For example, if you had purchased shares in AAPL’s stock but you are unsure if the stock will reach your target price and you notice a risk of a decline in the price, you can either exit your position, or use options to hedge your long exposure.

Hedging_Derivatives
Hedging Stocks with Options

The above chart shows how options contracts can be used to hedge a position in the stock market. In the above example, a trader bought shares in Apple Inc. at $80.0. After prices moved steadily, they started to reverse near $119. Does the trader exit his position or can they do better?

The trader first decides that they will exit if Apple’s shares falls below $103.3. Then, they purchase PUT options (which is a bet that Apple shares will trade below $119 in a month). The amount they invest in the PUT options contracts (the risked amount) would be less than the profits that is already locked in ($103.3 – $80 = $23.3).

If Apple’s shares continued to fall below $103.3, the trader would make a profit of $23.3 from his long position and would also make additional profits from their PUT options contract which would expire in-the-money.

However, had Apple’s shares continued to rise above $119, the PUT options would expire out-of-the-money with the trader losing the money invested in the PUT option, but they would be able to continue holding on to their long position in Apple, which now trades above $119.

This example illustrates an advanced form of hedging which uses different markets in order to mitigate risks.

Why use hedging?

Hedging methods when applied correctly can be of great help but of course comes with a lot of practice.

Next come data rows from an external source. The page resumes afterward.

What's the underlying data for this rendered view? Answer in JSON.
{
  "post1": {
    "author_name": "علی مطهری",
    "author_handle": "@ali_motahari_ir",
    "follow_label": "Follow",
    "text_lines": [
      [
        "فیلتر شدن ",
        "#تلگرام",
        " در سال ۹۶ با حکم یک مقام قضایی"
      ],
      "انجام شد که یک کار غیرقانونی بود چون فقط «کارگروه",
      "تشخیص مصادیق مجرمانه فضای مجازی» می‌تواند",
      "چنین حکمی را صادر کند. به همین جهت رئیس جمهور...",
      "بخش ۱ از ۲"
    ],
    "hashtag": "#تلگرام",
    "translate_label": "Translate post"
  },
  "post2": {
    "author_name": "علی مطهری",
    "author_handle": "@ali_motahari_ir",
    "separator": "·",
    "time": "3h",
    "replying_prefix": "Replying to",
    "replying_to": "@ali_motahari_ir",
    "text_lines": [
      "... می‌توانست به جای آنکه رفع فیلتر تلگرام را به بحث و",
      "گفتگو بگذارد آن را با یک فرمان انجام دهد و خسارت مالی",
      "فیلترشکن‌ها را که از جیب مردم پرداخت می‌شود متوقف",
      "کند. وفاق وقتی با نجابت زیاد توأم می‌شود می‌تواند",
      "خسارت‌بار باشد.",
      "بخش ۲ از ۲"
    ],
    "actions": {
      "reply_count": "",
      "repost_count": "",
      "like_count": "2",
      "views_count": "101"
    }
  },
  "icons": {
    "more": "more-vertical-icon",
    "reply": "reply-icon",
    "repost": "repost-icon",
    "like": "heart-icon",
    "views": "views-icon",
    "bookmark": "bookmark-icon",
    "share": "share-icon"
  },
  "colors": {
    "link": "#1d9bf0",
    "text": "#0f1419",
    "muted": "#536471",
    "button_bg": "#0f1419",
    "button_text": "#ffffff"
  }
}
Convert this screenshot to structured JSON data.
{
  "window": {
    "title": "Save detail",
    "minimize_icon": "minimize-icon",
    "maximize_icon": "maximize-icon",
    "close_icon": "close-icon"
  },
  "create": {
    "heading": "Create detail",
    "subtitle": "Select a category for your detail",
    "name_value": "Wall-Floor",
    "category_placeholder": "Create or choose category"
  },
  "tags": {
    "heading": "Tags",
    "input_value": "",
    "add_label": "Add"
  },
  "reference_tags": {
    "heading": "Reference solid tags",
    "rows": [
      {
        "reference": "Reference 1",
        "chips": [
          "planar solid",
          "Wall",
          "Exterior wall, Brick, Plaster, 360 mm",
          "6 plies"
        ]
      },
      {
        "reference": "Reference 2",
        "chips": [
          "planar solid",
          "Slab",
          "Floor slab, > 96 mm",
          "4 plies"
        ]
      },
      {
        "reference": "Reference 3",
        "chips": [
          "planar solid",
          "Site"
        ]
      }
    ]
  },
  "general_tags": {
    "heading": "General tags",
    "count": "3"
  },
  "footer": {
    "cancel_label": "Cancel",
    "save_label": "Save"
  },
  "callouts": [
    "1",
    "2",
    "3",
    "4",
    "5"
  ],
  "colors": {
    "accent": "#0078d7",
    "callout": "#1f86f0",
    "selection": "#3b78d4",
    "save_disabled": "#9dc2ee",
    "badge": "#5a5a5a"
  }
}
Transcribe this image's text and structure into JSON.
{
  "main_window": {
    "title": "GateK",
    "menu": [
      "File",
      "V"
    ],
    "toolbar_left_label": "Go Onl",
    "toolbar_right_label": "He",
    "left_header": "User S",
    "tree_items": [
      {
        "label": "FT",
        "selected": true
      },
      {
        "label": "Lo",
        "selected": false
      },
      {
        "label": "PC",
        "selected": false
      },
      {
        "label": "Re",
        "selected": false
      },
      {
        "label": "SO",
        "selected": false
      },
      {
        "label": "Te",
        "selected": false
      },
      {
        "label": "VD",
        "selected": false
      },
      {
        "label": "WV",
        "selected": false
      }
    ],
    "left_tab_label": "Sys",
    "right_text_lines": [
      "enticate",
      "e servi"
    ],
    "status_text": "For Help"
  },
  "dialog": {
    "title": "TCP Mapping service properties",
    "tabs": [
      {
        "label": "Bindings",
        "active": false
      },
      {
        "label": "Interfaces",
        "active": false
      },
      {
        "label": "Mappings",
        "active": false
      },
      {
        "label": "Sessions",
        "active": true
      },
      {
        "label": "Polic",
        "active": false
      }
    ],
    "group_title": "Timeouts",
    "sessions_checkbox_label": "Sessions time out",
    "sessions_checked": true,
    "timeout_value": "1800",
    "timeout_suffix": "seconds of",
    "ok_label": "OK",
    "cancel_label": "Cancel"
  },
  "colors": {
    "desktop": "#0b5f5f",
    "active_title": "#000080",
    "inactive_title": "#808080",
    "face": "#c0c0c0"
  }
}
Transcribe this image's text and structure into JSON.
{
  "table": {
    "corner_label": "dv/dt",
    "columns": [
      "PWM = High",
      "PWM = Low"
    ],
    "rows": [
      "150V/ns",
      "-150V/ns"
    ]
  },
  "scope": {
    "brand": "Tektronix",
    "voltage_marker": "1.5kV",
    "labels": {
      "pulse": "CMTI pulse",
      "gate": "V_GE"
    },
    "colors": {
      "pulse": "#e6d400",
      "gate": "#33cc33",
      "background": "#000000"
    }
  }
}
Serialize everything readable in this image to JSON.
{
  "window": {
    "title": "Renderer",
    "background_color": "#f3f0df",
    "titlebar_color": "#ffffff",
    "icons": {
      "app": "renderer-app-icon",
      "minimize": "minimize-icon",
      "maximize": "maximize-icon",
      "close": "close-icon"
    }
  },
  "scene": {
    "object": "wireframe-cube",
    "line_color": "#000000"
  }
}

While hedging is primarily used to minimize risk, traders should know that the smaller the risks, the lower the profit potential. In the currency markets, hedging can be a way to ensure that you can recover the losses from a losing position or at the very least, minimize these losses.

This is best explained with an example:

Currency_Hedging
EURUSD v/s USDCHF hedging

Assume that you took a short position in EURUSD based on the bearish moving average crossover, with the entry price at the black horizontal line. After falling a few pips lower, price starts to reverse and moves closer to your stop loss at the red horizontal line. Ideally, this would mean losing out on some ‘x’ number of pips in the EURUSD short position.

With hedging, you can take a long position in USDCHF and exit the market in order to recover the lost pips from the EURUSD short position.

As you can see from the above, what could have turned out to be a losing trade in EURUSD, can now be turned into zero loss with the hedged long position in USDCHF.

The risk here is that prices reverse mid-way and continue to push lower in EURUSD, in which case you would be stopped out of the USDCHF hedged long position. This would mean that your take profit levels in EURUSD will need to be placed at a price level where the losing trade from USDCHF is also recovered.

The above methods outlined in this article show the many different ways traders can make use of hedging in order to minimize their risks on an existing position.

While it looks simple enough, you need to understand how the markets behave and also ensure that the positions you take on the trade, including the stop and take profit levels should be able to cancel out the risk on the other trade.